From the earliest days of the Christian Church, men and women whose holy lives – or deaths as martyrs for the faith – have served as examples and inspiration for generations have been honored as saints. And from the earliest days of the Church, St. Mary has been recognized as the chief of all the saints. She is the intercessor for all mankind. We bring to her our most heartfelt concerns and ask for her prayers. Perhaps because of the special role that St. Mary has as our intercessor, there have been numerous occasions of visions and apparitions of our Lady throughout the world and through the centuries. Reports of these visions began as early as around the year 40, when she appeared to the Apostle James (the Greater) as he evangelized in Spain. This vision eventually led to the establishment of the pilgrimage site of Compostella. Other places of pilgrimage have arisen following visions of our Lady: Guadalupe (Mexico, 1531), Lourdes (France, 1858), Fatima (Spain, 1917).
The Orthodox Church teaches that man is to seek communion with God and that God sometimes works in miraculous ways to bring man closer to him. Visions of our Lady and weeping or streaming icons are vehicles for getting our attention.

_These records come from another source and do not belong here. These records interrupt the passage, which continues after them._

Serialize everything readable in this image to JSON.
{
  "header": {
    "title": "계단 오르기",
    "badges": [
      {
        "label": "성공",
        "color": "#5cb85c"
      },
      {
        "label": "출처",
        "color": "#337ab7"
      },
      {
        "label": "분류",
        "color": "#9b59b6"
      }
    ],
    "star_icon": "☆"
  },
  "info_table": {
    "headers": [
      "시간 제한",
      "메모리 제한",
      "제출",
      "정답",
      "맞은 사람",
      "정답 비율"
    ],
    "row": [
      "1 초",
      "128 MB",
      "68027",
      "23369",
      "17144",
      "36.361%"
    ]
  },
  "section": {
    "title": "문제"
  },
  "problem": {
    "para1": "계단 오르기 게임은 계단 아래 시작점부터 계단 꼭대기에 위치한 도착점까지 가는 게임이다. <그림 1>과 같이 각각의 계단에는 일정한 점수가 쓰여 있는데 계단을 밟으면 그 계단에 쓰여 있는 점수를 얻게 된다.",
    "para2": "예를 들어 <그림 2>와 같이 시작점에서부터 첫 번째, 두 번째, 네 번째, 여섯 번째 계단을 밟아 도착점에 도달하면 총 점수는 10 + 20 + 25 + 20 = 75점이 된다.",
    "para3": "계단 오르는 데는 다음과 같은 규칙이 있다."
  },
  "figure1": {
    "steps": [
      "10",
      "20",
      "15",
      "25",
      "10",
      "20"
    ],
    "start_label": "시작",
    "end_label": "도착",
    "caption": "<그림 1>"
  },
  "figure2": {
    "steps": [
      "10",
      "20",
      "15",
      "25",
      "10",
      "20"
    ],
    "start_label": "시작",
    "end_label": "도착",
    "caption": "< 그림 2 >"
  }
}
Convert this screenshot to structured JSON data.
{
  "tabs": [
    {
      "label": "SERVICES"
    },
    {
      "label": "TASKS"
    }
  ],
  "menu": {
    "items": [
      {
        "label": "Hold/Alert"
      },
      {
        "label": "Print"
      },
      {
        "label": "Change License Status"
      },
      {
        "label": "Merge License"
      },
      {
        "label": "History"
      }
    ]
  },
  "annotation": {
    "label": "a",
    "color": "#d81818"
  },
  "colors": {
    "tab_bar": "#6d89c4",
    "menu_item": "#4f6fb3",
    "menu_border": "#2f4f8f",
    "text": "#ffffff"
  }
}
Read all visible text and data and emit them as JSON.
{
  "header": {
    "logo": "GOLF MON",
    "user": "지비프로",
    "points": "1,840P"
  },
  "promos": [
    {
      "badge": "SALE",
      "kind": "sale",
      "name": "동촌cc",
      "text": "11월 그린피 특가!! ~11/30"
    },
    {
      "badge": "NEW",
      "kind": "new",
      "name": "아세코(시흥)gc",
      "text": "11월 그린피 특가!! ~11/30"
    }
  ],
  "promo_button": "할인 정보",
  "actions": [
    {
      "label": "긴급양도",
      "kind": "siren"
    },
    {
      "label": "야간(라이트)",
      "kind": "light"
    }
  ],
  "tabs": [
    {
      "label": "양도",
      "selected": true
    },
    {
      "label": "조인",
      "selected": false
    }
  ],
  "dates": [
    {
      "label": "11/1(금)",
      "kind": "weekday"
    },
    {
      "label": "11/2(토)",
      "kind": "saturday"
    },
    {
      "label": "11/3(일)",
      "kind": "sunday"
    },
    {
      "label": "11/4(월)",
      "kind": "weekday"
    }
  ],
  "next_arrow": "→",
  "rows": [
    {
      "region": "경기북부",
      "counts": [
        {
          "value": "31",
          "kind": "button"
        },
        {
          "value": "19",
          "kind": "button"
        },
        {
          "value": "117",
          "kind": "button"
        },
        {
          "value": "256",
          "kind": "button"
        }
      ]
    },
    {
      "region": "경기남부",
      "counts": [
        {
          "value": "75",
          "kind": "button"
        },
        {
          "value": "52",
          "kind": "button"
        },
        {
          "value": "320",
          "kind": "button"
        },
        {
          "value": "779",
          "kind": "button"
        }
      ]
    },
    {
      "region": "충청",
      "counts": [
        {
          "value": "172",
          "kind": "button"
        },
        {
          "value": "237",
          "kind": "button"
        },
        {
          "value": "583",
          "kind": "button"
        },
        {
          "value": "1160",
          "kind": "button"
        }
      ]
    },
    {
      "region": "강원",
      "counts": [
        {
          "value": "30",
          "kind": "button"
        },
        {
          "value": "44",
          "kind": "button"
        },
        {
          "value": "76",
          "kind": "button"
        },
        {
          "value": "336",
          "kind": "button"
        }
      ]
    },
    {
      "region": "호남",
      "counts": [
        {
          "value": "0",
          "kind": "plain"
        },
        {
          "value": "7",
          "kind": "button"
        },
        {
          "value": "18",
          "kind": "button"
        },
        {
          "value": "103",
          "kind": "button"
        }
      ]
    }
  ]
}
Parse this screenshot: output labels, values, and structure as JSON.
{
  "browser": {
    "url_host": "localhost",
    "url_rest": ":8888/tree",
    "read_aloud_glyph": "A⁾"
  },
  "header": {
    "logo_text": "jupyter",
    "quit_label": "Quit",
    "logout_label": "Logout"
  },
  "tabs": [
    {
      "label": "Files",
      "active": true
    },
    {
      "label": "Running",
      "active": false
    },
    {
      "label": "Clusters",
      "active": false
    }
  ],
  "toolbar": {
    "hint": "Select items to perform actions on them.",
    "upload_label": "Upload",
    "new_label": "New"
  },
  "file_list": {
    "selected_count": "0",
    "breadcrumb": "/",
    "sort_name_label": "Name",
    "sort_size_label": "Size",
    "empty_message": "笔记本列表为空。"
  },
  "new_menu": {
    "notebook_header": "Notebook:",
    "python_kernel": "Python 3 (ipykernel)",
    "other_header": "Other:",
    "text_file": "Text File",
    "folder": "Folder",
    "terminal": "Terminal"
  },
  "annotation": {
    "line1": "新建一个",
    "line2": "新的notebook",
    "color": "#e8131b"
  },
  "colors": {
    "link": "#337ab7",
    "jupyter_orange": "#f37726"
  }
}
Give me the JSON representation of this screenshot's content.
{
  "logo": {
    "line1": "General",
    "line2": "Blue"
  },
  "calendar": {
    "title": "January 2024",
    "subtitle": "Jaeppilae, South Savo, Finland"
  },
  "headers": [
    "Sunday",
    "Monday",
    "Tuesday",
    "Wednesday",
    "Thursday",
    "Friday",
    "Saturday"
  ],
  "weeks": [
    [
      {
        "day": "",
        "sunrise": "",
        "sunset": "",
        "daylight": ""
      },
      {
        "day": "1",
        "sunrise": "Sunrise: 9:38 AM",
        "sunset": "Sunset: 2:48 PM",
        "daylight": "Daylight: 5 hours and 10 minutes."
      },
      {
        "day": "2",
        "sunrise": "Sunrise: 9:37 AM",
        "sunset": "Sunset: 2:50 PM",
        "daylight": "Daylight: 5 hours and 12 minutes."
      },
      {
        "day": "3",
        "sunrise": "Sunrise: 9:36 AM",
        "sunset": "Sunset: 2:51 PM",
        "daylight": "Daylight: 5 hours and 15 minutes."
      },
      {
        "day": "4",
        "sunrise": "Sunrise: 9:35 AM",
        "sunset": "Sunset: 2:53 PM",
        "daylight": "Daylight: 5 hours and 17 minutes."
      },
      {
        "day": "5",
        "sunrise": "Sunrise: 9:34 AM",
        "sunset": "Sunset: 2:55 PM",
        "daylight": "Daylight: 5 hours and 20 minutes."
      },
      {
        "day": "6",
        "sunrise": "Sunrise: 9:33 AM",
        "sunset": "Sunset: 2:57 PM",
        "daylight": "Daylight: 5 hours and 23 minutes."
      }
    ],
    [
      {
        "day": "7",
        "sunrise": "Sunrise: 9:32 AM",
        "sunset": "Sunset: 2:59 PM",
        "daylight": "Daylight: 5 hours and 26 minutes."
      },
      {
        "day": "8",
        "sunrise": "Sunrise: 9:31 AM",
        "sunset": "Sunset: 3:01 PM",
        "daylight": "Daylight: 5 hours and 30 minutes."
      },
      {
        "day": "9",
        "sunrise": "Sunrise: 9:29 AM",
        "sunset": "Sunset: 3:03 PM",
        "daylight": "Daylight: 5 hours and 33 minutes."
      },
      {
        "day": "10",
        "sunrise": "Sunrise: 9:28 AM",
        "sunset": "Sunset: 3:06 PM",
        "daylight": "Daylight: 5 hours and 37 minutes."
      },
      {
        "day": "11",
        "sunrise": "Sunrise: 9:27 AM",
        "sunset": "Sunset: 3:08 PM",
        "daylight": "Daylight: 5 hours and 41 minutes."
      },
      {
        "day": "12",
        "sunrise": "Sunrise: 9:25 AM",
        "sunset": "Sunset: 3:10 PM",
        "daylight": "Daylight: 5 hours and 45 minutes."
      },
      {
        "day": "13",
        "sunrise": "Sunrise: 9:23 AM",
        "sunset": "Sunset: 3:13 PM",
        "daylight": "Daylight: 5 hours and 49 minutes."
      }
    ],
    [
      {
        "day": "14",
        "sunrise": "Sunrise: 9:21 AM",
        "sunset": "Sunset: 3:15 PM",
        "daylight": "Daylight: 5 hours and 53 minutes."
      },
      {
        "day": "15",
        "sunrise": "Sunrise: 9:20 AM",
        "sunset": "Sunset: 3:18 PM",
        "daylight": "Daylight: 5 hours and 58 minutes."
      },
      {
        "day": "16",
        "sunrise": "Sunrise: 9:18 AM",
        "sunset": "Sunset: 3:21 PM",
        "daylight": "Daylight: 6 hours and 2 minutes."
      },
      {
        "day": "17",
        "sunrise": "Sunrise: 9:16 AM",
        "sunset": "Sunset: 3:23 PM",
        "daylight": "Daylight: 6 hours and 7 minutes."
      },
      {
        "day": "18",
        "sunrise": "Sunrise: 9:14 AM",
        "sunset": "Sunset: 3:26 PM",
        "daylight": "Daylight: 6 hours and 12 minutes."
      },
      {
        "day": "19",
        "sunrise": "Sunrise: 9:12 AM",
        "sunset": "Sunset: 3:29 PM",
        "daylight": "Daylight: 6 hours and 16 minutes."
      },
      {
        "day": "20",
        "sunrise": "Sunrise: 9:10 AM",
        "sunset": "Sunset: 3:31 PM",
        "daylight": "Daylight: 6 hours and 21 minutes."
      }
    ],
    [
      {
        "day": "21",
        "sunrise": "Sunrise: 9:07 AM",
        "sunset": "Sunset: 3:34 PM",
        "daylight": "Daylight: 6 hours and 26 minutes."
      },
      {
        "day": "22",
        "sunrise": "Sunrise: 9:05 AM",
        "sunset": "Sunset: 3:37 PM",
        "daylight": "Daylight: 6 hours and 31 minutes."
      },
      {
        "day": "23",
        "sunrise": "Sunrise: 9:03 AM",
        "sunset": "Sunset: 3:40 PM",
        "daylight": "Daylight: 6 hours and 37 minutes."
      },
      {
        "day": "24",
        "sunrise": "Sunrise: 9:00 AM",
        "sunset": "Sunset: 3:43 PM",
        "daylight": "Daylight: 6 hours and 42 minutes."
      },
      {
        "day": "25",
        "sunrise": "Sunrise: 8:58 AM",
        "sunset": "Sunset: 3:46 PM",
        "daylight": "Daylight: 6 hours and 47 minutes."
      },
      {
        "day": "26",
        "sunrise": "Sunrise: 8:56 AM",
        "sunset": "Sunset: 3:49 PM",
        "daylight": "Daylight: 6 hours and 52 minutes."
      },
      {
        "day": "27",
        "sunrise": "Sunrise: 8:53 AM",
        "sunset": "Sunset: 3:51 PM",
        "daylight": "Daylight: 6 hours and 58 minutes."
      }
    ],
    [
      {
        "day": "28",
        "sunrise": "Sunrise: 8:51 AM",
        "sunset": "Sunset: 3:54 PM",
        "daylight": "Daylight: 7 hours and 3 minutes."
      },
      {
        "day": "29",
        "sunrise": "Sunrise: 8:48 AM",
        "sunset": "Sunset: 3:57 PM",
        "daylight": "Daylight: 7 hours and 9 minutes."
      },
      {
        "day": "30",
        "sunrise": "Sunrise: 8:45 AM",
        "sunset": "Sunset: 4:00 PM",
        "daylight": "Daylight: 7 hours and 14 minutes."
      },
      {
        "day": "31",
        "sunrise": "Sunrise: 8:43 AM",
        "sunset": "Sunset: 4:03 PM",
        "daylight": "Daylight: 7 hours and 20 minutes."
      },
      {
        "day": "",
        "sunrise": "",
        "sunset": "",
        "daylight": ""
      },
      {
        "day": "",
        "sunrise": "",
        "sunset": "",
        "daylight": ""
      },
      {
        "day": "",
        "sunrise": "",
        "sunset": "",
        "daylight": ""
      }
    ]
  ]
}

In the month of October, we observe two feast days which celebrate visions of the Theotokos. October 1 is the Feast of the Protection of the Mother of God on the Eastern calendar. St. Nikolai Velimirovic of Ochrid, writes of this feast day:
The Church has always glorified the most holy Mother of God as the Protectress and Defender of the Christian people, entreating, by her intercession, God’s loving-kindness towards us sinners. The Mother of God’s aid has been clearly shown times without number, both to individuals and to peoples, both in peace and in war, both in monastic deserts and in crowded cities… On October 1, 911, in the time of the Emperor Leo the Wise, there was an all-night vigil at the Blachernae church of the Mother of God in Constantinople. The church was crowded. St. Andrew the Fool for Christ was standing at the back of the church with his disciple Epiphanius. At four o’clock in the morning, the most holy Mother of God appeared above the people with a veil spread over her outstretched hands, as though to protect them with this covering. She was clad in gold-encrusted purple and shone with an unspeakable radiance, surrounded by apostles, saints, martyrs and virgins. Seeing this vision, St. Andrew gestured towards it and asked Epiphanius, “ Do you see how the queen and Lady of all is praying for the whole world?” Epiphanius replied, “Yes, Father; I see it and stand in dread.” As a result, this commemoration was instituted to remind us both of this event and of the Mother of God’s constant protection whenever we prayerfully seek that protection, that shelter, in distress.
On the Western Rite calendar, we observe the Feast of Our Lady of Walsingham on October 15, celebrating a vision of our Lady to a widow, Lady Richeldis de Faverches in the year 1061. (While this date is past the year 1054, which technically serves as the date for the “Great Schism,” the actions of the clergy in Constantinople were as yet unknown in Norfolk, England and were obviously being ignored by our Lady!) In the vision, St. Mary showed Richeldis the house in Nazareth where she had grown up and had received the visit of the Angel Gabriel, announcing her conception of the Son of God through the power of the Holy Spirit. She instructed Richeldis to build a similar house there in England to serve as a place where any who sought her could come to pray. So Lady Richeldis built a house for prayer near the town of Walsingham. She had a statue carved of our Lady as she appeared in the vision and set it up in the holy house. A spring with healing water was found there and soon, people began to make pilgrimages to ask for the intercessions of the Blessed Virgin Mary.
A church was built around the holy house and for 500 years, devout Christians traveled to this remote corner of the world to light candles and say prayers for loved ones and to drink of the healing water. But the divisions which had begun at the time of the “Great Schism” eventually led to more divisions, and the period of terrible iconoclasm which accompanied the English Reformation resulted in the destruction of the shrine and the burning of the statue (King Henry VIII had made 3 pilgrimages to Walsingham before he opened the floodgates which led to such destruction!)
The shrine lay in ruins until early in the 20th century, when an Anglican priest began the work of restoration. Walsingham has once again become a place of pilgrimage for Orthodox, Anglican, and Roman Catholic Christians. A small Orthodox chapel was established near the rebuilt holy house during the 1930′s and there is an Orthodox Church in the town of Walsingham. Our Lady, the Blessed Virgin Mary, the Theotokos, the Mother of God hears the prayers of all who seek her intercessions.